►

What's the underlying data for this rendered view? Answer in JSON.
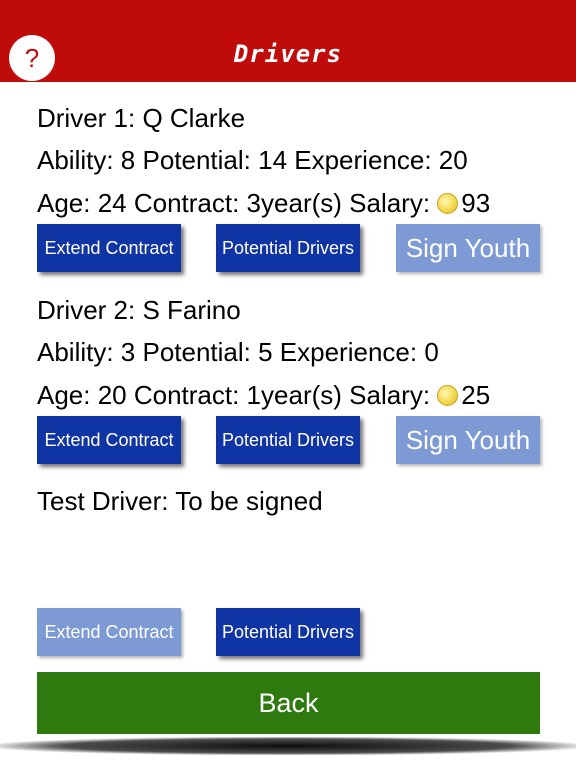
{
  "header": {
    "title": "Drivers",
    "help_label": "?",
    "background_color": "#c00b0b"
  },
  "driver1": {
    "name_line": "Driver 1: Q Clarke",
    "stats_line": "Ability: 8 Potential: 14 Experience: 20",
    "contract_line_prefix": "Age: 24 Contract: 3year(s) Salary: ",
    "salary": "93",
    "buttons": {
      "extend": "Extend Contract",
      "potential": "Potential Drivers",
      "sign_youth": "Sign Youth"
    }
  },
  "driver2": {
    "name_line": "Driver 2: S Farino",
    "stats_line": "Ability: 3 Potential: 5 Experience: 0",
    "contract_line_prefix": "Age: 20 Contract: 1year(s) Salary: ",
    "salary": "25",
    "buttons": {
      "extend": "Extend Contract",
      "potential": "Potential Drivers",
      "sign_youth": "Sign Youth"
    }
  },
  "test_driver": {
    "line": "Test Driver: To be signed",
    "buttons": {
      "extend": "Extend Contract",
      "potential": "Potential Drivers"
    }
  },
  "back_label": "Back",
  "colors": {
    "button_dark": "#0f34a3",
    "button_light": "#7d9ad4",
    "back_button": "#2f7a0f"
  },
  "icons": {
    "salary_coin": "coin-icon",
    "help": "question-mark-icon"
  }
}
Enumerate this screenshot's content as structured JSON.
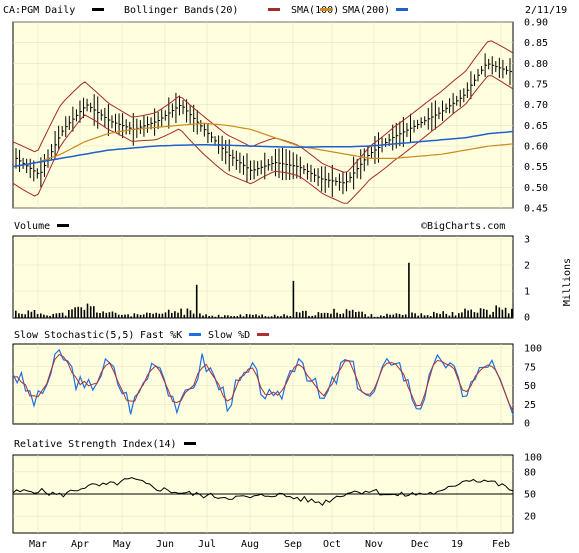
{
  "header": {
    "symbol_label": "CA:PGM Daily",
    "date": "2/11/19"
  },
  "legend": {
    "price_series": "CA:PGM Daily",
    "bollinger": "Bollinger Bands(20)",
    "sma100": "SMA(100)",
    "sma200": "SMA(200)"
  },
  "colors": {
    "panel_bg": "#ffffe0",
    "grid": "#e3e3c3",
    "price": "#000000",
    "bollinger": "#a52a2a",
    "sma100": "#8b1a1a",
    "sma200": "#cc8a1e",
    "sma200_blue": "#1f5fd0",
    "stoch_fast": "#1e6fe0",
    "stoch_slow": "#b03030",
    "rsi": "#000000"
  },
  "volume_panel": {
    "title": "Volume",
    "watermark": "©BigCharts.com",
    "unit": "Millions"
  },
  "stochastic_panel": {
    "title": "Slow Stochastic(5,5)",
    "fast": "Fast %K",
    "slow": "Slow %D"
  },
  "rsi_panel": {
    "title": "Relative Strength Index(14)"
  },
  "chart_data": [
    {
      "type": "line",
      "title": "CA:PGM Daily",
      "x": [
        "Mar",
        "Apr",
        "May",
        "Jun",
        "Jul",
        "Aug",
        "Sep",
        "Oct",
        "Nov",
        "Dec",
        "19",
        "Feb"
      ],
      "ylim": [
        0.45,
        0.9
      ],
      "yticks": [
        "0.45",
        "0.50",
        "0.55",
        "0.60",
        "0.65",
        "0.70",
        "0.75",
        "0.80",
        "0.85",
        "0.90"
      ],
      "series": [
        {
          "name": "CA:PGM Daily",
          "values": [
            0.57,
            0.53,
            0.64,
            0.7,
            0.66,
            0.64,
            0.66,
            0.7,
            0.64,
            0.58,
            0.54,
            0.56,
            0.55,
            0.52,
            0.51,
            0.58,
            0.62,
            0.65,
            0.68,
            0.72,
            0.8,
            0.78
          ]
        },
        {
          "name": "SMA(200)",
          "values": [
            0.55,
            0.56,
            0.57,
            0.58,
            0.59,
            0.595,
            0.6,
            0.602,
            0.603,
            0.602,
            0.6,
            0.598,
            0.597,
            0.598,
            0.598,
            0.6,
            0.605,
            0.61,
            0.615,
            0.62,
            0.63,
            0.635
          ]
        },
        {
          "name": "SMA(100)",
          "values": [
            0.55,
            0.56,
            0.58,
            0.61,
            0.63,
            0.64,
            0.645,
            0.65,
            0.655,
            0.65,
            0.64,
            0.62,
            0.6,
            0.59,
            0.58,
            0.57,
            0.57,
            0.575,
            0.58,
            0.59,
            0.6,
            0.605
          ]
        }
      ]
    },
    {
      "type": "bar",
      "title": "Volume",
      "x": [
        "Mar",
        "Apr",
        "May",
        "Jun",
        "Jul",
        "Aug",
        "Sep",
        "Oct",
        "Nov",
        "Dec",
        "19",
        "Feb"
      ],
      "ylim": [
        0,
        3
      ],
      "yticks": [
        "0",
        "1",
        "2",
        "3"
      ],
      "ylabel": "Millions",
      "series": [
        {
          "name": "Volume",
          "values": [
            0.25,
            0.2,
            0.15,
            0.45,
            0.18,
            0.12,
            0.15,
            0.3,
            0.1,
            0.08,
            0.12,
            0.1,
            0.2,
            0.15,
            0.35,
            0.1,
            0.12,
            0.15,
            0.2,
            0.25,
            0.3,
            0.45
          ]
        }
      ]
    },
    {
      "type": "line",
      "title": "Slow Stochastic(5,5)",
      "x": [
        "Mar",
        "Apr",
        "May",
        "Jun",
        "Jul",
        "Aug",
        "Sep",
        "Oct",
        "Nov",
        "Dec",
        "19",
        "Feb"
      ],
      "ylim": [
        0,
        100
      ],
      "yticks": [
        "0",
        "25",
        "50",
        "75",
        "100"
      ],
      "series": [
        {
          "name": "Fast %K",
          "values": [
            70,
            25,
            95,
            40,
            80,
            20,
            90,
            15,
            85,
            30,
            70,
            20,
            95,
            25,
            85,
            30,
            95,
            20,
            90,
            40,
            85,
            10
          ]
        },
        {
          "name": "Slow %D",
          "values": [
            60,
            35,
            85,
            45,
            75,
            30,
            80,
            25,
            75,
            35,
            65,
            30,
            85,
            30,
            80,
            35,
            85,
            30,
            80,
            45,
            80,
            30
          ]
        }
      ]
    },
    {
      "type": "line",
      "title": "Relative Strength Index(14)",
      "x": [
        "Mar",
        "Apr",
        "May",
        "Jun",
        "Jul",
        "Aug",
        "Sep",
        "Oct",
        "Nov",
        "Dec",
        "19",
        "Feb"
      ],
      "ylim": [
        0,
        100
      ],
      "yticks": [
        "0",
        "50",
        "100"
      ],
      "series": [
        {
          "name": "Relative Strength Index(14)",
          "values": [
            52,
            55,
            48,
            60,
            62,
            70,
            58,
            52,
            48,
            46,
            45,
            50,
            44,
            38,
            52,
            55,
            48,
            50,
            52,
            70,
            68,
            55
          ]
        }
      ]
    }
  ],
  "x_axis": [
    "Mar",
    "Apr",
    "May",
    "Jun",
    "Jul",
    "Aug",
    "Sep",
    "Oct",
    "Nov",
    "Dec",
    "19",
    "Feb"
  ],
  "price_axis": [
    "0.90",
    "0.85",
    "0.80",
    "0.75",
    "0.70",
    "0.65",
    "0.60",
    "0.55",
    "0.50",
    "0.45"
  ],
  "volume_axis": [
    "3",
    "2",
    "1",
    "0"
  ],
  "stoch_axis": [
    "100",
    "75",
    "50",
    "25",
    "0"
  ],
  "rsi_axis": [
    "100",
    "80",
    "50",
    "20"
  ]
}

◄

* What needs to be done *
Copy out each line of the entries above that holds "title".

* The answer *
    "title": "Drivers",
    "title": "Volume",
    "title": "Slow Stochastic(5,5)",
    "title": "Relative Strength Index(14)"
      "title": "CA:PGM Daily",
      "title": "Volume",
      "title": "Slow Stochastic(5,5)",
      "title": "Relative Strength Index(14)",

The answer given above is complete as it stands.